A usually cautious Federal Reserve official delivered a surprisingly confident message, saying the Fed will likely raise interest rates before markets currently expect given economic risks have faded.
The materials group, which includes precious and base metals miners and fertilizer companies, lost 2 percent, including weakening in the shares of fertilizer companies.
Mining stocks dragged as spot gold XAU= fell 0.5 percent, while copper CMCU3 touched its lowest in a month and nickel slipped to its weakest in six weeks.
The Toronto Stock Exchange's S&P/TSX composite index .GSPTSE closed down 104.29 points, or 0.78 percent, at 13,336.15. Nine of the index's 10 main groups ended lower.
"Investors are taking their bets off the table" amid concern about the strength of China's economy and retracement in the price of crude oil, said Wong.
The energy group fell 1.7 percent, including a 1.9 percent decline in the shares of Suncor Energy Inc (SU.TO) to C$35.33.
U.S. crude CLc1 prices settled at $35.70 a barrel, down nearly 3 percent, as prospects of top exporters agreeing to curb chronic oversupply faded.
The lone sector to advance was telecoms. It rose 0.3 percent as investors sought refuge in high-dividend defensive names, a preference Wong expects to continue in the near term.

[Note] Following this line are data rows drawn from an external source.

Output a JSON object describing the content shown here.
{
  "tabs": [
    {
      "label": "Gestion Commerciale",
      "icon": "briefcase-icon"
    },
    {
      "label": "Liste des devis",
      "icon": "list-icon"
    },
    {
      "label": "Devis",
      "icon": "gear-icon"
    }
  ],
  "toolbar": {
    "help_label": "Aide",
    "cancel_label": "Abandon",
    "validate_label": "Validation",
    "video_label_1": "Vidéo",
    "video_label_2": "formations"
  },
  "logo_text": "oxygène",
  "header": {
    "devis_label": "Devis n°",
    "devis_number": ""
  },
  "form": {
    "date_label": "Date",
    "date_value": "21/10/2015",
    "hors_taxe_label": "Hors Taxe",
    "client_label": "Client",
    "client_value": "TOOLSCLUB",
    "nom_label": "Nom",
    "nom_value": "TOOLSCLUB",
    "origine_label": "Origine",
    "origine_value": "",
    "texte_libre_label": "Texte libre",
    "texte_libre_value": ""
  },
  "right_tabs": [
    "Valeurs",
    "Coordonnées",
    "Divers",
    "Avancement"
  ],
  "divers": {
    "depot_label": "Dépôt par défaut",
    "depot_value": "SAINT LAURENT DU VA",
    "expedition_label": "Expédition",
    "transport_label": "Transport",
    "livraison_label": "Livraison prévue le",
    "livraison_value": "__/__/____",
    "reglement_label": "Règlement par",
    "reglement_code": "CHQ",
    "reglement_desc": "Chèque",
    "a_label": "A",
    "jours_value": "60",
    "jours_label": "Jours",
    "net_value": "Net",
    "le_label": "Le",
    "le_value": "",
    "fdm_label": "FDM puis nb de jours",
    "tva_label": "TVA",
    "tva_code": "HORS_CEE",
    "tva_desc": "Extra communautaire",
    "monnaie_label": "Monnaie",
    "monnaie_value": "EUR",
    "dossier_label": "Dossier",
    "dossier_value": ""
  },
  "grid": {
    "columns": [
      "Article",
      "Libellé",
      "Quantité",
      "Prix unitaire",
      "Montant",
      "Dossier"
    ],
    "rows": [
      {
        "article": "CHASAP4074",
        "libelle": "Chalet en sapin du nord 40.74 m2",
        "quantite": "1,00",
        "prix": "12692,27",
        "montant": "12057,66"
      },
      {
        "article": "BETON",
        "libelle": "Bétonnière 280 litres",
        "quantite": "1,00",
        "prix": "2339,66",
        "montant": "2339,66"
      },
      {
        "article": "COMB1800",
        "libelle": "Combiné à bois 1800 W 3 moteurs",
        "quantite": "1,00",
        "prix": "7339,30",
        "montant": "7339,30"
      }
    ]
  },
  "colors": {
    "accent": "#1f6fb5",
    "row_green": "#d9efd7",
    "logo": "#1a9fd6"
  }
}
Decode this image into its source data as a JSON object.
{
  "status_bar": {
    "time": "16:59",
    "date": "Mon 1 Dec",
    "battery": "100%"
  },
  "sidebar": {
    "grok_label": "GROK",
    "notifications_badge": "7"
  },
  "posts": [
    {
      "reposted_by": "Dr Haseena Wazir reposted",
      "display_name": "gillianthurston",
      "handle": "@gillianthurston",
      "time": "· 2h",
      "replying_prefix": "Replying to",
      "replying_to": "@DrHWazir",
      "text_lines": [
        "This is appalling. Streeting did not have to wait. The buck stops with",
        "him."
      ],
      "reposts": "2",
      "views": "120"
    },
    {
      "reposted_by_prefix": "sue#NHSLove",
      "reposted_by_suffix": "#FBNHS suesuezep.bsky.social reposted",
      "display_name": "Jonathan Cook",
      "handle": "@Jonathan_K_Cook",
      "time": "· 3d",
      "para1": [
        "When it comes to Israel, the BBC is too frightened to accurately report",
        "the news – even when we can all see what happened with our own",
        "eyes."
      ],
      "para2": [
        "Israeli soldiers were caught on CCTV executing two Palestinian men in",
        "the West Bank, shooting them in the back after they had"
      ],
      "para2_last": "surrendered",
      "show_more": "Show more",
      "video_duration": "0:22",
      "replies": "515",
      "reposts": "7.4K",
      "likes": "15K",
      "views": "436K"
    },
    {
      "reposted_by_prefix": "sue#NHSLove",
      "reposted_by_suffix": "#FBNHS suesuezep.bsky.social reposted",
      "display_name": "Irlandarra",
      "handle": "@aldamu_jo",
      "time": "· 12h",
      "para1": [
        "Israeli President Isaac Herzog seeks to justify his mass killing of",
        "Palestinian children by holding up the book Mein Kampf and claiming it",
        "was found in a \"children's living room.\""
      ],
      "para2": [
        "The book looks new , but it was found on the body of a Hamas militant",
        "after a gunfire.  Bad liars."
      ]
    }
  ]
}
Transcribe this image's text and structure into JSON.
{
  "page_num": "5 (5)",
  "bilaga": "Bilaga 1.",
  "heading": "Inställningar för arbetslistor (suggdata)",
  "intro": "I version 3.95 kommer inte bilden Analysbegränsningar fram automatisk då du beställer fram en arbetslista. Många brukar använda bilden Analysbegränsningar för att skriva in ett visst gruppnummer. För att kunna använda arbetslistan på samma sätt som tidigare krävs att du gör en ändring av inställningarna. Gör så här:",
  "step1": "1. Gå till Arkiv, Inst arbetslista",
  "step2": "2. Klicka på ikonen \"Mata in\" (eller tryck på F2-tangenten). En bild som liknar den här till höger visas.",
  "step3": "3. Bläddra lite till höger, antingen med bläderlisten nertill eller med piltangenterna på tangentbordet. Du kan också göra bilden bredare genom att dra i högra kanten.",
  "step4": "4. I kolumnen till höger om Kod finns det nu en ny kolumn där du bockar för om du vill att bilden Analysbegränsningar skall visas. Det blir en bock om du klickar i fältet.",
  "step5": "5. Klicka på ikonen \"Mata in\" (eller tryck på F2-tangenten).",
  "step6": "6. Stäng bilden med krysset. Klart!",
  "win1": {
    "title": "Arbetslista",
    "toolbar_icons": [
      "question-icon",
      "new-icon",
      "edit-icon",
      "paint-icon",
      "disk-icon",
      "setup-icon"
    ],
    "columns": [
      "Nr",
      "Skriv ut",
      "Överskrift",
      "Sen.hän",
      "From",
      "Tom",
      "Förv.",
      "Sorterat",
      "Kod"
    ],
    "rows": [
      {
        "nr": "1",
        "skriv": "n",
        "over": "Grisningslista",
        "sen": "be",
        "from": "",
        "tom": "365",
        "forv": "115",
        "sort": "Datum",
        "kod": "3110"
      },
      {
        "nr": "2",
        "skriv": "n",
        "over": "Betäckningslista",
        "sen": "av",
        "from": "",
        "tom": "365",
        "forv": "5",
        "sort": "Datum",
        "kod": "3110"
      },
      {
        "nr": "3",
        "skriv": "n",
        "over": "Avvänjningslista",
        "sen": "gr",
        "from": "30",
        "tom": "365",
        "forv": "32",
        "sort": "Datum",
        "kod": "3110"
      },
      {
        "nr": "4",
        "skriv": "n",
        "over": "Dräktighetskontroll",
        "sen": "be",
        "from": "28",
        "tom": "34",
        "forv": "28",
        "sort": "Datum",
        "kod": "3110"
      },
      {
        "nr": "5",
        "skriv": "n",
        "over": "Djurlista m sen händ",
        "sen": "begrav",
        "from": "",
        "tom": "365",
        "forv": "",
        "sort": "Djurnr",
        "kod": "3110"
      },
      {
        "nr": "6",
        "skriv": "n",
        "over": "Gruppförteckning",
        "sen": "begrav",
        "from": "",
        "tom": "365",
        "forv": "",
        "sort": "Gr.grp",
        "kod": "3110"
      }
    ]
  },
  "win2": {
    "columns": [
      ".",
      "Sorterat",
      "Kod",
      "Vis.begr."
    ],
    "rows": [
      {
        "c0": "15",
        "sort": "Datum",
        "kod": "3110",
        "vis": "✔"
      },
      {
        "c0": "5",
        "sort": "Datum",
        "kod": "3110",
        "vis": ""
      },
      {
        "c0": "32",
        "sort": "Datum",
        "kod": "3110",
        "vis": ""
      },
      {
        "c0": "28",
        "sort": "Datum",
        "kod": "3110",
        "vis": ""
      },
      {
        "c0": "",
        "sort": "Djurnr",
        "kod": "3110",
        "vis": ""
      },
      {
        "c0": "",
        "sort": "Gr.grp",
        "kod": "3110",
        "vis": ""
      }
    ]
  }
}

Additional reporting by Alastair Sharp; Editing by James Dalgleish